The blog blather was rich and foamy last week as Apple introduced a new generation of iPod models on Sept. 5, 2007, with attractive enclosures and easier-to-use controls, and then hacked the price of the 8GB iPhone from $599 to $399. Those of us who paid $599 for the first two months after its introduction were paying attention, and the reaction ranged from outrage to blissful acceptance. The net result was more press coverage for Apple than any company could ever achieve by simply releasing new products.
So Steve Jobs wrote an open letter to all iPhone customers, offering a $100 rebate for those who bought one at $599. As Jobs explains, “This is life in the technology lane. If you always wait for the next price cut or to buy the new improved model, you’ll never buy any technology product because there is always something better and less expensive on the horizon.”
I couldn’t agree more. I have a shed filled with “antique” computers and peripherals to prove it. I spent a fortune on technology over the last 30 years, and so what? You wouldn’t be reading this if you weren’t willing to shell out the big bucks for the best toys.
And yet, one wonders how much Jobs is getting away with. $100 million in extra profit from the 500,000 or so iPhones sold at the higher price, according to Robert X. Cringely. “It wasn’t an accident. It wasn’t a thoughtless mistake. It was a calculated and tightly scripted exercise in marketing and ego gratification.” Steve Jobs waited until the end of this speech on Sept. 5, where controversy gets its biggest bang, to announce the price cut. As Cringely explains it, Jobs knew it would be disruptive and controversial, but wanted to do it anyway to stimulate demand. Jobs was ready to address the outrage with the $100 rebate, essentially splitting the difference with Apple’s early adopter customers and pocketing half of this extra profit ($50M).
If so, then Apple is doing right by its stockholders to “go for it” (in the words of Steve Jobs), and Jobs is shedding an old, obsolete perception of him as not being profit-motivated. I take this as good news — that Apple is ready to fully engage the consumer electronics industry. There is great price sensitivity in electronics. The price cut enabled Apple to hit its stated goal of 1 million iPhones sold a few weeks earlier than expected (there was a considerable surge after the price cut). Apple has more clout to get better pricing from parts suppliers, driving down the cost. The company has been more successful than others in meeting demand at a time when parts shortages plague other manufacturers.
Lost in the noise about the price cut was the lack of any real reason to buy an iPod touch — yet. While it’s true that Wi-Fi and Safari turn the iPod into an innovative personal internet device as well as media player, and with appropriate Web 2.0 applications and Web services, the device can act as your travel computer, all this is true of the iPhone also… and the iPhone phones home. The iPod touch model is the foundation for future iPods, but its first generation will certainly not cannibalize sales of the iPhone. And that’s probably a good thing, as consumer electronics companies need to put forward a substantial product line with plenty of innovation.

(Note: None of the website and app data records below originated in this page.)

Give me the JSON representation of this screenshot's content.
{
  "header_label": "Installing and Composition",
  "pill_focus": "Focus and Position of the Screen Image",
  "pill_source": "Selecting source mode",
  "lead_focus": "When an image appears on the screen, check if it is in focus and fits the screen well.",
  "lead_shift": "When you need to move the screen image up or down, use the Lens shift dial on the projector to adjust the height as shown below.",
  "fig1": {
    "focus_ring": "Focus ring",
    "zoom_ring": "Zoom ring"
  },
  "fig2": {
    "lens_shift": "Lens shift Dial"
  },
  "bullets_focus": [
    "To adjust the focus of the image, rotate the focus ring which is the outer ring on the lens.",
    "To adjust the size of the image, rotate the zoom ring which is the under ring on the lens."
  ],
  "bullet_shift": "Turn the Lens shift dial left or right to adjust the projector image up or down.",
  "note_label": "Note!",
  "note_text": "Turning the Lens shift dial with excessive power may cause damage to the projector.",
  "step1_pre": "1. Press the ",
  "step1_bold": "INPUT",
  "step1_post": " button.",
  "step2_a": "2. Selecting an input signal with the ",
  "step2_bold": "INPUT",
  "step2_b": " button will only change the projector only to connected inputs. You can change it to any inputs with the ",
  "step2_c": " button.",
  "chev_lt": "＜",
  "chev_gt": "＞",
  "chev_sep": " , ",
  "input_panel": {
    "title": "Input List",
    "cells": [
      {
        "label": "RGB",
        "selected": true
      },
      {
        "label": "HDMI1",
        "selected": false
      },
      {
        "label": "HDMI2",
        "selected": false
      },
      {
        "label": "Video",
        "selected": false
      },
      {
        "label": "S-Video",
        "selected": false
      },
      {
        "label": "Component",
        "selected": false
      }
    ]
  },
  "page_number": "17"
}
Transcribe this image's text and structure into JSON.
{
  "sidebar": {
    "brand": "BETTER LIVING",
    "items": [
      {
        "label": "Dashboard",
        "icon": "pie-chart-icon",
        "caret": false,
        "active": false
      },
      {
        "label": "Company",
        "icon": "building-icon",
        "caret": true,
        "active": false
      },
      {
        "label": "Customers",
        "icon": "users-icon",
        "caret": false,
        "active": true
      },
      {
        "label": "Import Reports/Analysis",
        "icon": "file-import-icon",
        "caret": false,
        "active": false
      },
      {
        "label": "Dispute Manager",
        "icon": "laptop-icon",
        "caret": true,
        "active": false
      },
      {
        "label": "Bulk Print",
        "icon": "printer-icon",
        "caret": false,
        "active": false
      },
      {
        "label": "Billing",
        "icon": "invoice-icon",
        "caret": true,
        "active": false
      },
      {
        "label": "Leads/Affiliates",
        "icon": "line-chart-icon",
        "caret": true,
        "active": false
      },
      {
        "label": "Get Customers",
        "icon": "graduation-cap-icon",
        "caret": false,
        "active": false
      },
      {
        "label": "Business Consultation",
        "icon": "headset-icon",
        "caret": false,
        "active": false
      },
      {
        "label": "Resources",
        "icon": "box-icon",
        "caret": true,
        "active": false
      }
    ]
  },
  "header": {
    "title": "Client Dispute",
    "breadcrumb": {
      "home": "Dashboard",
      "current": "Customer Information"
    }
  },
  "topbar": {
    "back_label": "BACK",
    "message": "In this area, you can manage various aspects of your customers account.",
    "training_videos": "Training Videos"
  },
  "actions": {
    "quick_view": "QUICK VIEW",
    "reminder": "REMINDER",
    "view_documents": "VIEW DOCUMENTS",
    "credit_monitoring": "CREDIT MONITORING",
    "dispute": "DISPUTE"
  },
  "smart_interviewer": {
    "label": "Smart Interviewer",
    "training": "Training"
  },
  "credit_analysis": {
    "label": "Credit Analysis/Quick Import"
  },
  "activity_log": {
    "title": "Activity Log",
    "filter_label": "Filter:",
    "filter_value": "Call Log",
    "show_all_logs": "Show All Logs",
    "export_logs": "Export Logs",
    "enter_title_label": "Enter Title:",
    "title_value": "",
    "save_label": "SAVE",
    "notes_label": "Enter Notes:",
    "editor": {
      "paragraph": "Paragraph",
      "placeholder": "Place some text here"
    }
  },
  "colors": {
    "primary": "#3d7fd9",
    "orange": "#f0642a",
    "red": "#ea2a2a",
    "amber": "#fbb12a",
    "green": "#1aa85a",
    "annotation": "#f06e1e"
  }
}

We expect a pioneering consumer electronics company to continually introduce innovative and useful products. Compare Apple to Sony, the former heavyweight champion in consumer electronics and the inventor of portable music players. While Apple rolls out the best lineup of consumer products that the company has ever produced in time for the holiday season, Sony is toying with the Rolly, a completely unnecessary palm-size, egg-shaped digital music player that rolls, swivels, flaps its ends and flashes colorful lights in time to music (according to John Batteiger in the S.F. Examiner’s Tech Chronicles). Sony, good luck with that.